Valparaiso is famous for its graffiti and it rivals Bogota for its frequency when walking around the city. Almost every building and wall has some from of graffiti, from tagging to huge, world famous murals. It’s embraced by the city and used by many businesses as a way to attract attention and increase tourism. I went on another graffiti tour here and I was lucky enough to get a solo tour as no one else signed up that day. I don’t think the tour was as informative as the one in Bogota but it was still very interesting as the guide was an artist himself so he was able to explain some techniques and styles with a lot of detail. I’d definitely recommend this over some of the other walking tours and you get a lot more graffiti-specific information and context.
In both cities I visited art museums or exhibitions – there were more that I wanted to see in Santiago but I ran out of time. On Monday all museums are closed in basically all of South America (very annoying for tourists) but luckily an Andy Warhol exhibition was open and free before 12pm. I’m not extremely knowledgable on Andy Warhol but I know his style and could name some of his works before entering the exhibition. Although most of the signs were in Spanish, I learnt quite a bit from the few English signs and the development of his work over time. His use of colour is so popular and this especially appealed to me.

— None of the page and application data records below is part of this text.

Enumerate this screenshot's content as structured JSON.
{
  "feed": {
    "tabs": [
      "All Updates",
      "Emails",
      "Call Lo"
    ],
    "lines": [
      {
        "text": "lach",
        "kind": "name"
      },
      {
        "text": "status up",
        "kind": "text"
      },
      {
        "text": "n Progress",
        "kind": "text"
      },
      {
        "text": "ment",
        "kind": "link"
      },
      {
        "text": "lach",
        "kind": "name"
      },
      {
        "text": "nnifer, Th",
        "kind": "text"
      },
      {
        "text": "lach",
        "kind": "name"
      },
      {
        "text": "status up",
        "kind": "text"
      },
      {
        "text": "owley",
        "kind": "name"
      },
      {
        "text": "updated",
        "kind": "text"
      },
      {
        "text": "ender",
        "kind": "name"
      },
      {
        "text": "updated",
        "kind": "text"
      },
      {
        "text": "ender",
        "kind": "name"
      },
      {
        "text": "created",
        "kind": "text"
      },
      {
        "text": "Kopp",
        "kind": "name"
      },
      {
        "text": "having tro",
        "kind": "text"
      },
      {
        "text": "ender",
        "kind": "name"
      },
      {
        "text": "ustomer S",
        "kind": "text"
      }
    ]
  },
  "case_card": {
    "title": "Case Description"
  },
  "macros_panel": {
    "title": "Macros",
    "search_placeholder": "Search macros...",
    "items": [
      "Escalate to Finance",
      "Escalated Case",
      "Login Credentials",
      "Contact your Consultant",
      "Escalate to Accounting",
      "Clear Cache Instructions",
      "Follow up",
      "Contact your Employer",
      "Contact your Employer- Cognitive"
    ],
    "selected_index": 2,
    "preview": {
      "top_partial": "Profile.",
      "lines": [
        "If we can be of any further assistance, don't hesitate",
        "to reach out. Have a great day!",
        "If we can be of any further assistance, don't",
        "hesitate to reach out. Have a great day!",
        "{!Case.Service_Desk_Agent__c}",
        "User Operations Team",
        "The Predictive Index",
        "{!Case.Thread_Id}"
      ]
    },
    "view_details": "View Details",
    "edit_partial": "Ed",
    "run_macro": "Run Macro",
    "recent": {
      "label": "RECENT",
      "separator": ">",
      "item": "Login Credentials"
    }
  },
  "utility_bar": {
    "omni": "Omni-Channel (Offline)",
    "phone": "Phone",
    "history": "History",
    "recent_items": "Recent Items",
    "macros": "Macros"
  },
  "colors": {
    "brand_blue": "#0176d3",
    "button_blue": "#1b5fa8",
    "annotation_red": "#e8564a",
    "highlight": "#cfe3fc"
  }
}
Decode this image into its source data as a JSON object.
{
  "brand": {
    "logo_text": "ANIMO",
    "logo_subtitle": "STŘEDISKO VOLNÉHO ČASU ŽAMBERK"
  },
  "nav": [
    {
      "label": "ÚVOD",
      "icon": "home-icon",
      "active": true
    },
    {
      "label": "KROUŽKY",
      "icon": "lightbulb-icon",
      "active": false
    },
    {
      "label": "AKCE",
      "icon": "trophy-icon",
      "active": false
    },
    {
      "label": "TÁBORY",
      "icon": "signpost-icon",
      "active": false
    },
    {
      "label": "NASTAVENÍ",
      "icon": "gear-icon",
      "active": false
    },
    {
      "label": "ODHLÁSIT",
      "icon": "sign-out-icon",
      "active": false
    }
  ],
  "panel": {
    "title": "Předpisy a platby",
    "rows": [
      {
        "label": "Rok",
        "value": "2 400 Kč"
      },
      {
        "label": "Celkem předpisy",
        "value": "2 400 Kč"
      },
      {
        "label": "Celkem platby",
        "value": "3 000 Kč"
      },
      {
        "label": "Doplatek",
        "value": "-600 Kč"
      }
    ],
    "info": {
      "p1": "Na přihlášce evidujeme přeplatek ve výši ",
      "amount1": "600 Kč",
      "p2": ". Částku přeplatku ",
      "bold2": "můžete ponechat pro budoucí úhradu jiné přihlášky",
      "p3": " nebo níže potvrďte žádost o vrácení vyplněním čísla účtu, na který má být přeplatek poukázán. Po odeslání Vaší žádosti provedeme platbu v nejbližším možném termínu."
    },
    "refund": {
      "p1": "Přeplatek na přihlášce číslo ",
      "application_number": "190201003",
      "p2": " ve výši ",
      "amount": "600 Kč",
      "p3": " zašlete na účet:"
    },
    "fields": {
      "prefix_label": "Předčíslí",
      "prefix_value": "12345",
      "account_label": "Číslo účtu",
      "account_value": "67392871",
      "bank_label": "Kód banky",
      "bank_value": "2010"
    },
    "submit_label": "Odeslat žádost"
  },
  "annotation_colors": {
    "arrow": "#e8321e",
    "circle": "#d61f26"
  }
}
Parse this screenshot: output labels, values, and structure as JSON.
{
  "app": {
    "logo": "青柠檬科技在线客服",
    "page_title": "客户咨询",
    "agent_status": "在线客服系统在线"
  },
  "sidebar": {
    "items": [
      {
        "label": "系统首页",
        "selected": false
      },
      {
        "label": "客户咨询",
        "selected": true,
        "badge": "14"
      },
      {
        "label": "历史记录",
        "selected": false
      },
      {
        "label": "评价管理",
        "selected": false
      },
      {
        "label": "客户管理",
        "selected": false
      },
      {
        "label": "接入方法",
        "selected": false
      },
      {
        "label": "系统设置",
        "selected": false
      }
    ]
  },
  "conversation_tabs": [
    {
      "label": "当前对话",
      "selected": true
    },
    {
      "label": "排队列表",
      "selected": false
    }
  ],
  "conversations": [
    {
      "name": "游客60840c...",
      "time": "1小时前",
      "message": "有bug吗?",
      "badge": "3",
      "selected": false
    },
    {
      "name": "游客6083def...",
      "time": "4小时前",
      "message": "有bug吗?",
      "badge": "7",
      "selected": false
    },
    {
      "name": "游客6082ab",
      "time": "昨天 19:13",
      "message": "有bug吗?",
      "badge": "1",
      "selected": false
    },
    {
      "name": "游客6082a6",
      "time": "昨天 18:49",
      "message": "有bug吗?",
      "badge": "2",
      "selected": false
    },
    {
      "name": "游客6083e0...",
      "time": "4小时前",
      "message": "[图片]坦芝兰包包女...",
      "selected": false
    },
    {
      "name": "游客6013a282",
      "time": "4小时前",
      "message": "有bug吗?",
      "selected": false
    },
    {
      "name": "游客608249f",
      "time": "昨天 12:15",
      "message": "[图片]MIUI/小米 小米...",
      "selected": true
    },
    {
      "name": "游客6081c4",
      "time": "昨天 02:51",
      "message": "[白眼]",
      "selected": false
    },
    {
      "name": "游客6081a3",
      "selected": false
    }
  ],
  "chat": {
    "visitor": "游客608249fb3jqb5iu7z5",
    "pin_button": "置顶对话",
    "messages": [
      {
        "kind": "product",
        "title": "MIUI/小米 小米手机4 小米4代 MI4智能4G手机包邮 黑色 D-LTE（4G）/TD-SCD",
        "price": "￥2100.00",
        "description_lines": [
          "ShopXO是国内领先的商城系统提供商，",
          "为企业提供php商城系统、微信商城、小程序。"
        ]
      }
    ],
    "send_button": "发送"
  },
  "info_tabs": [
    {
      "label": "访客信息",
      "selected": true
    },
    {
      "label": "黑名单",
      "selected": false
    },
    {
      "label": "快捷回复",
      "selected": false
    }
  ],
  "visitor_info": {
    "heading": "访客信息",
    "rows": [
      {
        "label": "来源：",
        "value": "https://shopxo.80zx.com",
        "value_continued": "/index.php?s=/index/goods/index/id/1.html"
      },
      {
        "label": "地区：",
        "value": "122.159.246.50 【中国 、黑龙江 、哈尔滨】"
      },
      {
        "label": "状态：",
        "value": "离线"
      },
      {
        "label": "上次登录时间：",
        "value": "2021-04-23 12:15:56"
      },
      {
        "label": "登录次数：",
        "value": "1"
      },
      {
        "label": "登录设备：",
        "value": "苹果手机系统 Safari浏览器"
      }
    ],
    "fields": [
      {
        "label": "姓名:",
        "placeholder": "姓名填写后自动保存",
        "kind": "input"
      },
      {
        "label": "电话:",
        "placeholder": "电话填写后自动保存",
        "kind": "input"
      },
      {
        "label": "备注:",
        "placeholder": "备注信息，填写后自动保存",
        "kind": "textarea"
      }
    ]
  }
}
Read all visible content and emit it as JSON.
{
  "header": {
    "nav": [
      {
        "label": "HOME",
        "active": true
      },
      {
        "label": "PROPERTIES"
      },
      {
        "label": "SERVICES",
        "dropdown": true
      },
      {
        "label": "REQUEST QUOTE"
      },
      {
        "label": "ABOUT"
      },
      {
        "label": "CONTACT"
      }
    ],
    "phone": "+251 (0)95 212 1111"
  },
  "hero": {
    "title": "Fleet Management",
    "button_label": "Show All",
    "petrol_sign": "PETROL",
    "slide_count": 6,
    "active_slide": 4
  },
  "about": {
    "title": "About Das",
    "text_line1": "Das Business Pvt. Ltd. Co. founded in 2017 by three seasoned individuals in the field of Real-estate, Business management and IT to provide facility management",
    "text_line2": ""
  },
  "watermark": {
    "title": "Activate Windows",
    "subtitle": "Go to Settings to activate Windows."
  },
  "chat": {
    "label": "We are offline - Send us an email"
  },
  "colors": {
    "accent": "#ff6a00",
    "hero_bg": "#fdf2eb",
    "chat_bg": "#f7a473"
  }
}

I also visited the Museo de la Moda in Santiago which, although in the guidebook, was very quiet, almost deserted, and not the easiest to get to. This was a fantastic museum held in a house that a stylish family used to own. The museum was a mix of an exhibition from a Chilean designer, a showcase of the house as it was originally decorated and an exhibition of Princess Diana’s most famous dresses, including her replica wedding dress from Madame Tussauds in London. I loved this museum and I felt like I had uncovered a treasure many tourists don’t get to see. Perhaps it was because I felt like I had the museum to myself, but this was one of my highlights of Santiago. In the entrance hall there is a wall covered in video tapes and this really struck me as an innovative design idea – I’d love to try to recreate this in my own home.
In Valparaiso, with my extra, unplanned time, I visited the Museo Municipal de Bellas Artes held in the Palacio Baburizza. I had been told on a walking tour that the museum’s collection was formed by the second owner of the palace who had brought back art from Europe after each of his business trips and holidays. The museum has a large collection of impressionist and 20th century art which, although not mostly famous, is still very impressive. This museum was right up my street and I could have probably gone around twice the pieces were so good. Thankfully I was allowed to take lots of pictures though so I’ll be able to keep a good memory of them.
I did also visit the Noble Prize winning poet, Pablo Neruda’s house, La Sebastiana, but unfortunately I had a screaming child following me around the whole time who ruined the experience for me. It is quite small and very expensive to visit, and although it’s well-known, I don’t think it’s worth seeing. Perhaps save it for a rainy day.
The culture of both of these cities made the extended period of time I spent between them worth it and if I had more time and money, I would have liked to have seen more of Santiago. I could see myself returning here in the future, perhaps to study or just to explore the city more. It’s metropolitan and yet the snowcapped mountains and city parks give you more than enough space to escape.
A good thing I’ve had my fill of culture as for the next month of travel I’ll be in the countryside exploring Patagonia!